The Sunshine Coast Lions Club of Sechelt is here to serve, and members put that motto into action last week while building a deck for all to enjoy at the new community building in Mission Point Park.
The building used to be a residence and when the District of Sechelt acquired the Mission Point property they realized the building needed repair.
The District got to work revamping the space and soon the Lions Club stepped up to help be a part of that transformation.
“Our motto is ‘we serve,’ that’s why we’re here,” said club president Len Schollen, while working on the deck with a crew of four Lions. “We see this as a great benefit to the community. This building is going to be used by different groups and people for things like meetings and small weddings.”
The club spent a little under $1,500 for the deck project and nine volunteers put in about 80 hours of work to finish it. The cost could have been significantly higher, but lumber was provided by Gibsons Building Supply in Sechelt-.
Beneath the new solid wrap-around deck, the Lions hid a time capsule to mark their effort. Inside is a copy of the front page Coast Reporter article telling of their recently opened senior housing complex in Sechelt, some business cards, a club roster and a note for whoever finds the capsule, but they hope it won’t be found for 50 years or more.
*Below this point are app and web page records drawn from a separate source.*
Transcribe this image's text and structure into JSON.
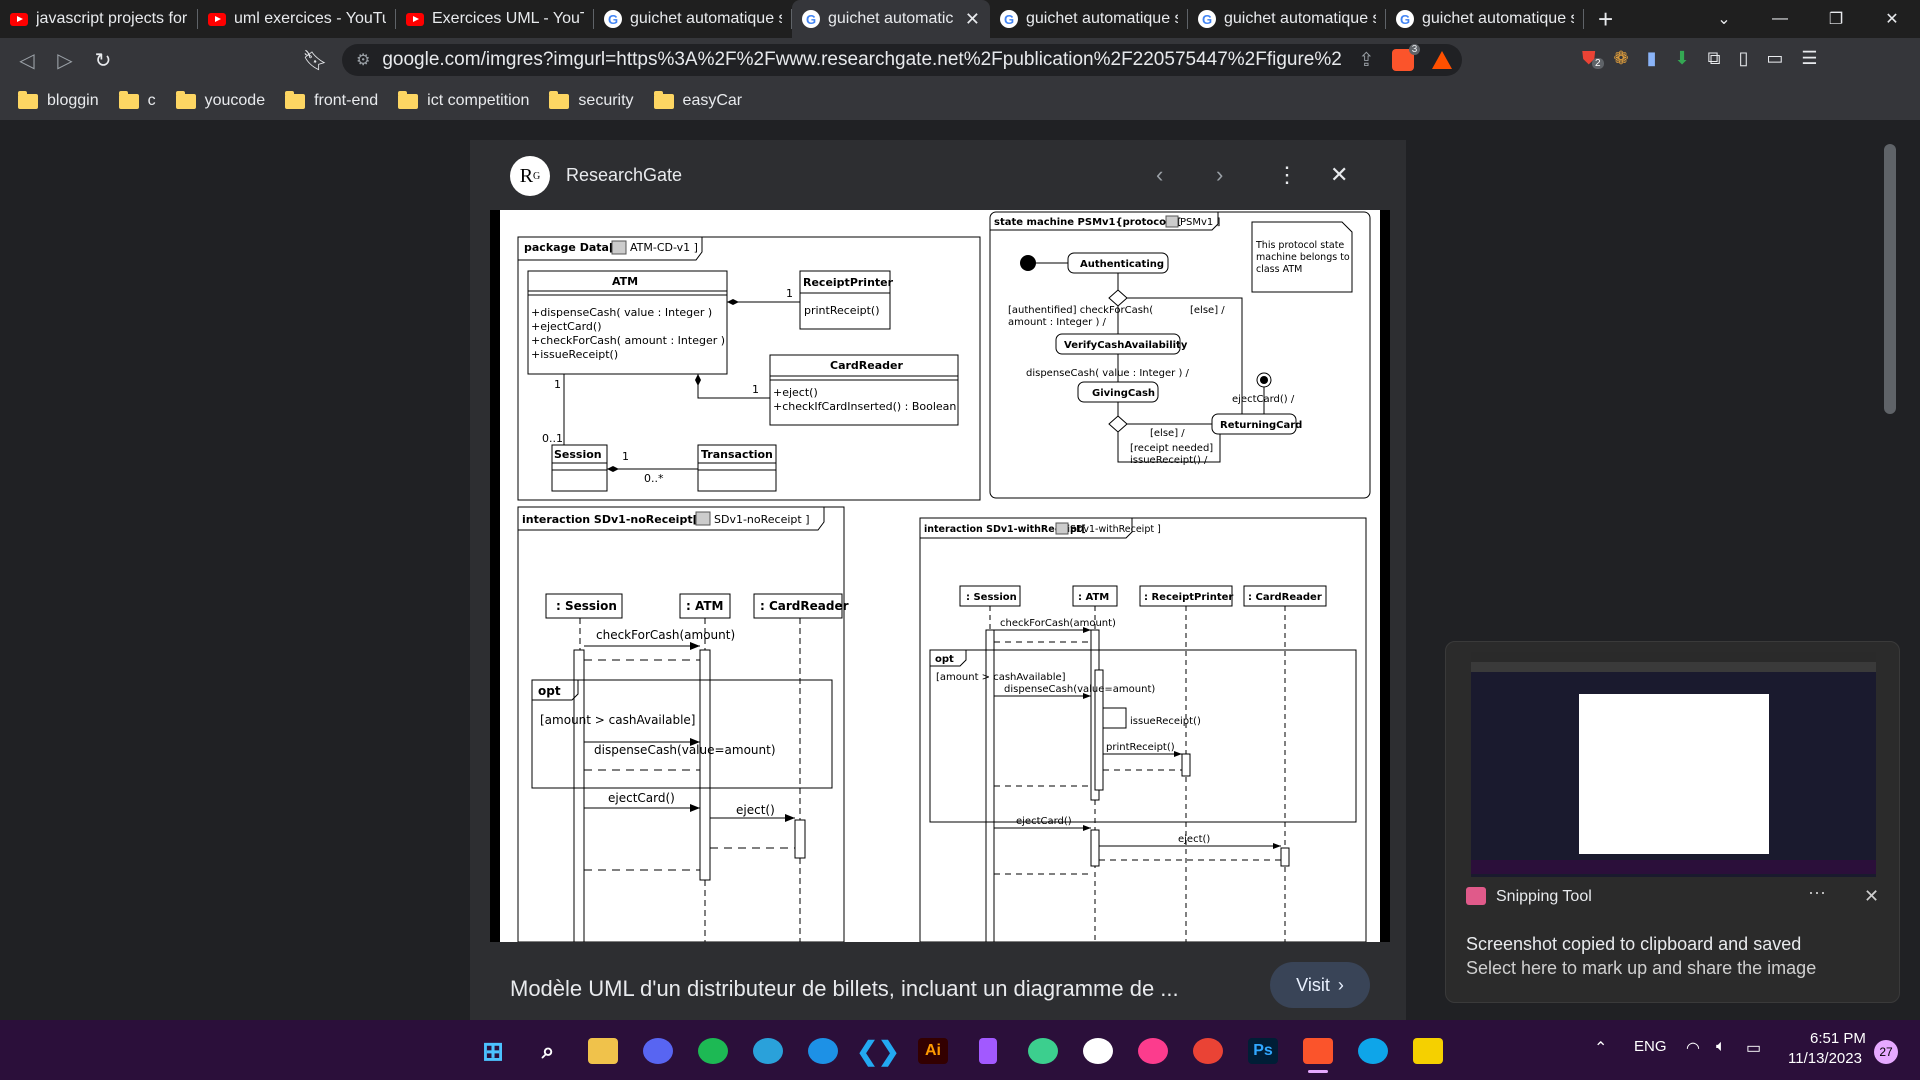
{
  "browser": {
    "tabs": [
      {
        "label": "javascript projects for p",
        "icon": "youtube-icon",
        "active": false
      },
      {
        "label": "uml exercices - YouTub",
        "icon": "youtube-icon",
        "active": false
      },
      {
        "label": "Exercices UML - YouTub",
        "icon": "youtube-icon",
        "active": false
      },
      {
        "label": "guichet automatique s",
        "icon": "google-icon",
        "active": false
      },
      {
        "label": "guichet automatic",
        "icon": "google-icon",
        "active": true
      },
      {
        "label": "guichet automatique s",
        "icon": "google-icon",
        "active": false
      },
      {
        "label": "guichet automatique s",
        "icon": "google-icon",
        "active": false
      },
      {
        "label": "guichet automatique s",
        "icon": "google-icon",
        "active": false
      }
    ],
    "url": "google.com/imgres?imgurl=https%3A%2F%2Fwww.researchgate.net%2Fpublication%2F220575447%2Ffigure%2Ffig1%2...",
    "bookmarks": [
      "bloggin",
      "c",
      "youcode",
      "front-end",
      "ict competition",
      "security",
      "easyCar"
    ],
    "extension_badge": "2",
    "shield_badge": "3"
  },
  "viewer": {
    "source": "ResearchGate",
    "caption": "Modèle UML d'un distributeur de billets, incluant un diagramme de ...",
    "visit_label": "Visit"
  },
  "diagram": {
    "package_title": "package Data[",
    "package_ref": "ATM-CD-v1 ]",
    "atm": {
      "name": "ATM",
      "ops": [
        "+dispenseCash( value : Integer )",
        "+ejectCard()",
        "+checkForCash( amount : Integer )",
        "+issueReceipt()"
      ]
    },
    "receipt_printer": {
      "name": "ReceiptPrinter",
      "ops": [
        "printReceipt()"
      ]
    },
    "card_reader": {
      "name": "CardReader",
      "ops": [
        "+eject()",
        "+checkIfCardInserted() : Boolean"
      ]
    },
    "session": "Session",
    "transaction": "Transaction",
    "mult_1a": "1",
    "mult_1b": "1",
    "mult_1c": "1",
    "mult_01": "0..1",
    "mult_1d": "1",
    "mult_0s": "0..*",
    "sm_title": "state machine PSMv1{protocol}[",
    "sm_ref": "PSMv1 ]",
    "sm_note": [
      "This protocol state",
      "machine belongs to",
      "class ATM"
    ],
    "states": [
      "Authenticating",
      "VerifyCashAvailability",
      "GivingCash",
      "ReturningCard"
    ],
    "sm_labels": [
      "[authentified] checkForCash(",
      "amount : Integer ) /",
      "[else] /",
      "dispenseCash( value : Integer ) /",
      "ejectCard() /",
      "[else] /",
      "[receipt needed]",
      "issueReceipt() /"
    ],
    "sd1_title": "interaction SDv1-noReceipt[",
    "sd1_ref": "SDv1-noReceipt ]",
    "sd1_lifelines": [
      ": Session",
      ": ATM",
      ": CardReader"
    ],
    "sd1_msgs": [
      "checkForCash(amount)",
      "dispenseCash(value=amount)",
      "ejectCard()",
      "eject()"
    ],
    "sd1_opt": "opt",
    "sd1_guard": "[amount > cashAvailable]",
    "sd2_title": "interaction SDv1-withReceipt[",
    "sd2_ref": "SDv1-withReceipt ]",
    "sd2_lifelines": [
      ": Session",
      ": ATM",
      ": ReceiptPrinter",
      ": CardReader"
    ],
    "sd2_msgs": [
      "checkForCash(amount)",
      "dispenseCash(value=amount)",
      "issueReceipt()",
      "printReceipt()",
      "ejectCard()",
      "eject()"
    ],
    "sd2_opt": "opt",
    "sd2_guard": "[amount > cashAvailable]"
  },
  "toast": {
    "app": "Snipping Tool",
    "title": "Screenshot copied to clipboard and saved",
    "message": "Select here to mark up and share the image"
  },
  "taskbar": {
    "lang": "ENG",
    "time": "6:51 PM",
    "date": "11/13/2023",
    "notif_count": "27"
  }
}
“Because we used pressure treated wood, [the deck] shouldn’t need any repairs for probably 50 years. We think it will be a long time until anyone finds it,” said Lion Robert Allen.
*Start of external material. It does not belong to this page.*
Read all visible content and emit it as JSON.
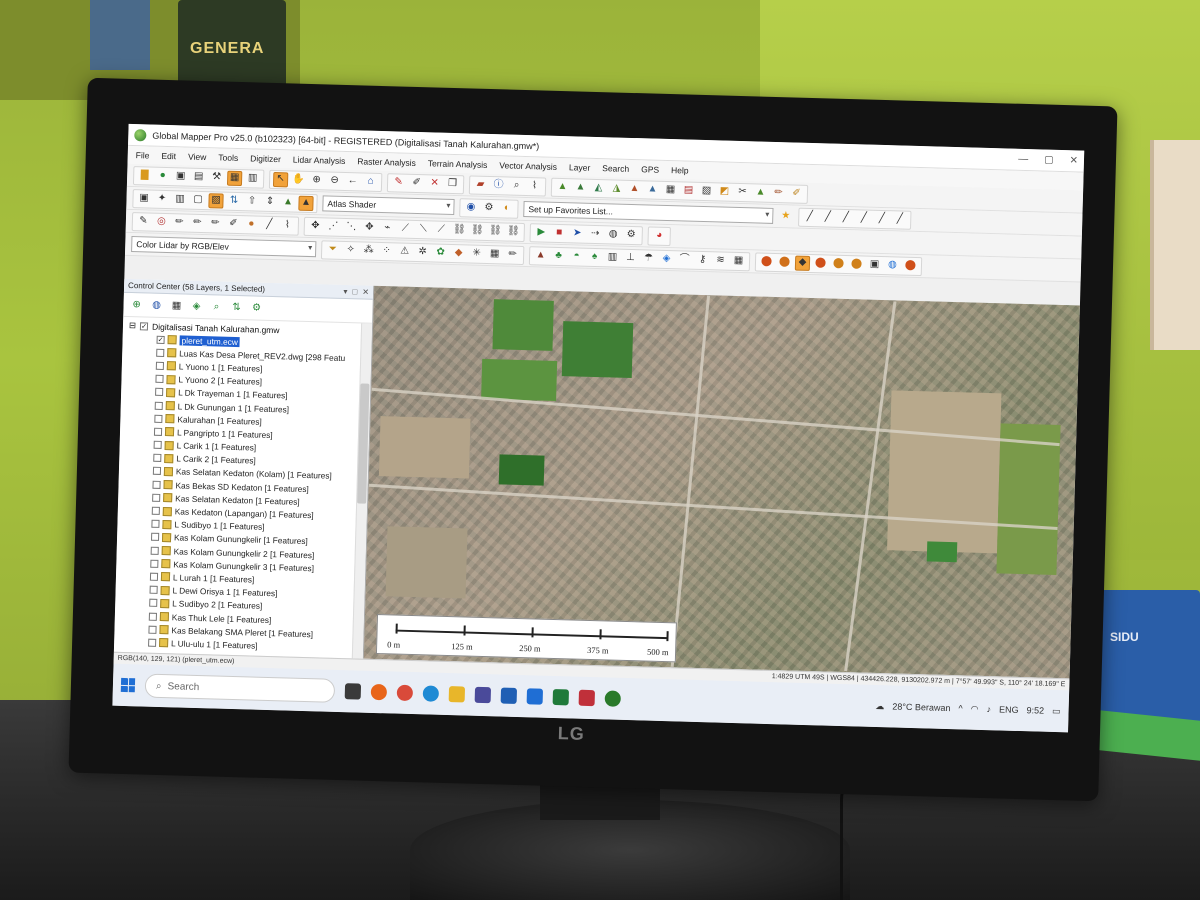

This is just one of many community projects the club will be taking on this year.
The group plans to build a viewing area platform in Mission Point Park as well at the mouth of Chapman Creek. That project would be fully accessible and is expected to cost about $3,500.
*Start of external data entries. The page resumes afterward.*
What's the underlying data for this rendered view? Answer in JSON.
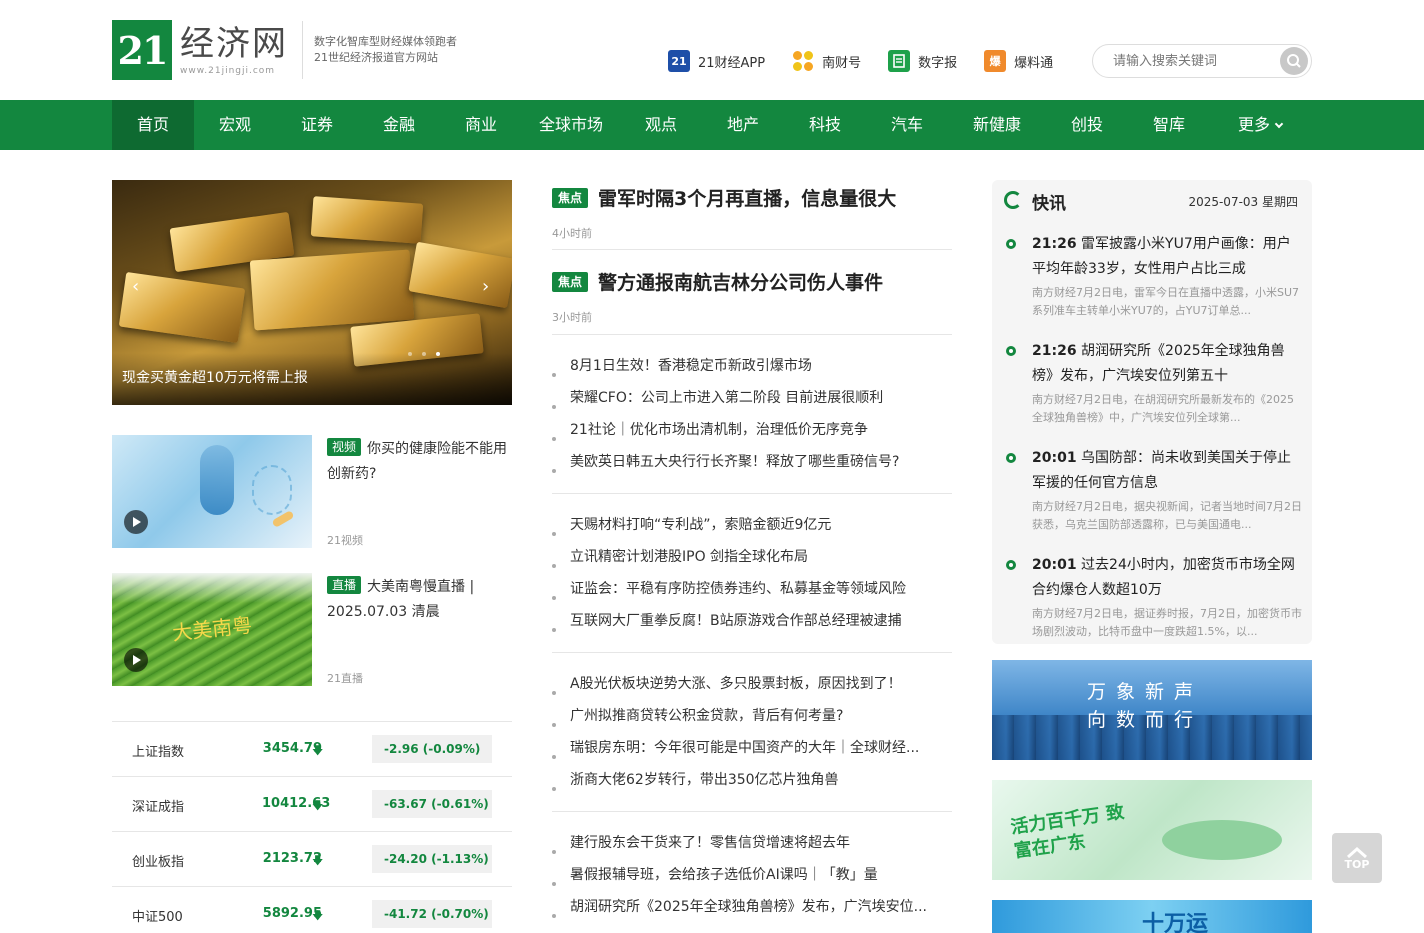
{
  "header": {
    "logo_number": "21",
    "logo_name": "经济网",
    "logo_url": "www.21jingji.com",
    "slogan_line1": "数字化智库型财经媒体领跑者",
    "slogan_line2": "21世纪经济报道官方网站",
    "links": [
      {
        "label": "21财经APP",
        "icon": "21-app-icon"
      },
      {
        "label": "南财号",
        "icon": "nancai-icon"
      },
      {
        "label": "数字报",
        "icon": "digital-paper-icon"
      },
      {
        "label": "爆料通",
        "icon": "tipoff-icon"
      }
    ],
    "search_placeholder": "请输入搜索关键词"
  },
  "nav": {
    "items": [
      "首页",
      "宏观",
      "证券",
      "金融",
      "商业",
      "全球市场",
      "观点",
      "地产",
      "科技",
      "汽车",
      "新健康",
      "创投",
      "智库",
      "更多"
    ],
    "active": "首页"
  },
  "banner": {
    "caption": "现金买黄金超10万元将需上报",
    "prev": "‹",
    "next": "›"
  },
  "media_cards": [
    {
      "tag": "视频",
      "title": "你买的健康险能不能用创新药?",
      "source": "21视频"
    },
    {
      "tag": "直播",
      "title": "大美南粤慢直播 | 2025.07.03 清晨",
      "source": "21直播"
    }
  ],
  "stocks": [
    {
      "name": "上证指数",
      "value": "3454.79",
      "change": "-2.96",
      "pct": "(-0.09%)"
    },
    {
      "name": "深证成指",
      "value": "10412.63",
      "change": "-63.67",
      "pct": "(-0.61%)"
    },
    {
      "name": "创业板指",
      "value": "2123.72",
      "change": "-24.20",
      "pct": "(-1.13%)"
    },
    {
      "name": "中证500",
      "value": "5892.95",
      "change": "-41.72",
      "pct": "(-0.70%)"
    }
  ],
  "focus": [
    {
      "tag": "焦点",
      "title": "雷军时隔3个月再直播，信息量很大",
      "time": "4小时前"
    },
    {
      "tag": "焦点",
      "title": "警方通报南航吉林分公司伤人事件",
      "time": "3小时前"
    }
  ],
  "news_groups": [
    [
      "8月1日生效！香港稳定币新政引爆市场",
      "荣耀CFO：公司上市进入第二阶段 目前进展很顺利",
      "21社论｜优化市场出清机制，治理低价无序竞争",
      "美欧英日韩五大央行行长齐聚！释放了哪些重磅信号?"
    ],
    [
      "天赐材料打响“专利战”，索赔金额近9亿元",
      "立讯精密计划港股IPO 剑指全球化布局",
      "证监会：平稳有序防控债券违约、私募基金等领域风险",
      "互联网大厂重拳反腐！B站原游戏合作部总经理被逮捕"
    ],
    [
      "A股光伏板块逆势大涨、多只股票封板，原因找到了！",
      "广州拟推商贷转公积金贷款，背后有何考量?",
      "瑞银房东明：今年很可能是中国资产的大年｜全球财经...",
      "浙商大佬62岁转行，带出350亿芯片独角兽"
    ],
    [
      "建行股东会干货来了！零售信贷增速将超去年",
      "暑假报辅导班，会给孩子选低价AI课吗｜「教」量",
      "胡润研究所《2025年全球独角兽榜》发布，广汽埃安位..."
    ]
  ],
  "flash": {
    "title": "快讯",
    "date": "2025-07-03 星期四",
    "items": [
      {
        "time": "21:26",
        "title": "雷军披露小米YU7用户画像：用户平均年龄33岁，女性用户占比三成",
        "desc": "南方财经7月2日电，雷军今日在直播中透露，小米SU7 系列准车主转单小米YU7的，占YU7订单总..."
      },
      {
        "time": "21:26",
        "title": "胡润研究所《2025年全球独角兽榜》发布，广汽埃安位列第五十",
        "desc": "南方财经7月2日电，在胡润研究所最新发布的《2025全球独角兽榜》中，广汽埃安位列全球第..."
      },
      {
        "time": "20:01",
        "title": "乌国防部：尚未收到美国关于停止军援的任何官方信息",
        "desc": "南方财经7月2日电，据央视新闻，记者当地时间7月2日获悉，乌克兰国防部透露称，已与美国通电..."
      },
      {
        "time": "20:01",
        "title": "过去24小时内，加密货币市场全网合约爆仓人数超10万",
        "desc": "南方财经7月2日电，据证券时报，7月2日，加密货币市场剧烈波动，比特币盘中一度跌超1.5%，以..."
      }
    ]
  },
  "ads": [
    {
      "text": "万象新声 向数而行"
    },
    {
      "text": "活力百千万 致富在广东"
    },
    {
      "text": "十万运"
    }
  ],
  "top_button": "TOP"
}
The Lions also give funds to support KidSport and the Imagination Library program, which provides monthly books for young readers.
Other smaller projects may come their way this year and there is ongoing fundraising in order to add another complex to their seniors’ housing site in Sechelt.
“The Lions club is about helping children, people with disabilities and the elderly,” Schollen noted.
The Sechelt club raises their funds though weekly meat draws on Saturdays at Gilligan’s Pub in Sechelt, the July 1st pancake breakfast they put on, hot dog and hamburger sales at the drag races (as part of a joint effort with the Gibsons club) and the Christmas tree farm they run each year. They also receive some size of gaming grant annually.
The Sunshine Coast Lions Club of Sechelt is one of 4,682 clubs that run in 206 countries around the world. Lions clubs are non-religious, non-political and accept members of all ages, races and nationalities.
“It’s the largest service club organization in the world,” Schollen said.
Despite their world-reaching membership and notable achievements, the Sechelt group has just 22 members.